The impact of the European Union’s plans to include aviation in its emission trading scheme (ETS)–a CO2 cap-and-trade system that has been in place since 2005 for ground-based facilities like coal-fired powerplants–is becoming clearer. The directive has yet to win approval, but a draft text adopted in July by the European Parliament already indicates that small operators will be exempt. Still, the European Business Aviation Association (EBAA) warns that complying with the plan will be impractical for most operators.
The annual CO2 allowance set by the EU is 10,000 metric tons, which translates into 3,170 metric tons of fuel burned per operator per year. An operator burning less fuel will remain outside the ETS, although it must still keep track of its fuel use.
According to EBAA CEO Eric Mandemaker, the threshold roughly corresponds to an operator with five midsize airplanes. Operators flying fewer than 243 flights per period for three consecutive four-month periods are also exempt. This frequency equates to an average of two flights a day. Aircraft weighing less than
5.7 metric tons (12,550 pounds) fall outside the ETS’ scope as well. The Cessna Citation CJ2+ light jet, for example, is just below the limit.
Exemptions also include those flights performed exclusively for the transport, on official mission, “of a reigning monarch and his immediate family, heads of state, heads of government and government ministers of an EU member state.”
The rest of business aviation operations will be included in the ETS starting in 2012. Current plans call for aircraft operators that year being required to cut their emissions by 3 percent, compared to their 2004-2006 average. They will receive 85 percent of their allowances for free, the rest being auctioned. All flights taking off or landing in the EU are included.
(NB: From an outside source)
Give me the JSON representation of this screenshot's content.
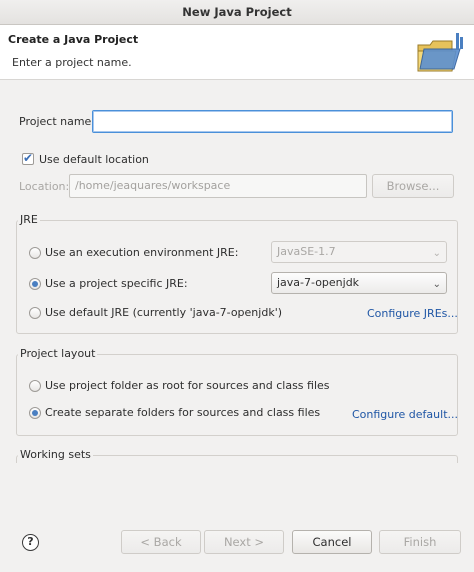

Emission permits will be allocated for a given trading period, expected to cover several years. Compliance reporting will be annual and should be independently verified. For those who do not comply, the ultimate sanction will be the revocation of their Air Operator’s Certificate.
EBAA sees the administration of the ETS as far too burdensome for many operators. The requested data already are being recorded–fuel weights, flight legs and passenger loads. The problem, according to EBAA, is collecting and putting these data together in the way the ETS requires. For example, each flight leg would need to be listed with numerous details.
EBAA had thus offered to form a pool of business jet operators to satisfy ETS requirements. This was a proposed alternative means of compliance, in an effort to keep the administrative cost acceptable. “But the Parliament rejected our proposal,” Mandemaker told NBAA Convention News.
Therefore, he said he sees business aviation being split into three categories, depending on the impact the ETS has on operators. The first category is comprised of those operators that remain entirely outside the scheme. With less than 10,000 metric tons of emissions, they would not be subject to obtaining CO2 credits. “But they are still subject to measuring, reporting and verification as far as we know at the current time,” Mandemaker said.
The second category, in his view, covers typical corporate flight departments. They will have to trade CO2 allowances. What irritates Mandemaker most is the fact that these administration costs “will be a multiple” of actual CO2 trading costs.
Finally, the third category is made up of larger operators flying regularly throughout Europe and other regions such as the Middle East, Asia and North America. They will have to factor in significant costs for CO2 credits. Despite all the rules the EU is devising, there is a risk of carbon leakage. “A European executive charter operator wanting to take customers from Dublin to New York and back may face U.S.
competition from outside the ETS,” Mandemaker noted. A U.S. operator could offer the same service without CO2 credit costs, as long as its flights to and from the EU stay below the 10,000-metric-ton annual threshold. Positioning flights may be used to carry other passengers. “All that money would go into the U.S.,” Mandemaker added.
The biggest downside of the plan, for him, is where the ETS’ auction money actually goes. “It should be used for research purposes, to make aircraft greener,” he said. However, all European Union bodies have made it clear they will attempt to CO2 emissions where it is cheaper to do so first. Unfortunately for the air transport industry, CO2 cuts are among the most costly.
The EU ETS currently caps annual emissions at an approximate two billion metric tons. It includes some 11,000 ground-based facilities. These emit about half of the EU’s CO2. One metric ton of CO2 trades at ?24 ($34). Some airlines, meanwhile, have started buying CO2 permits as a hedge against fuel prices.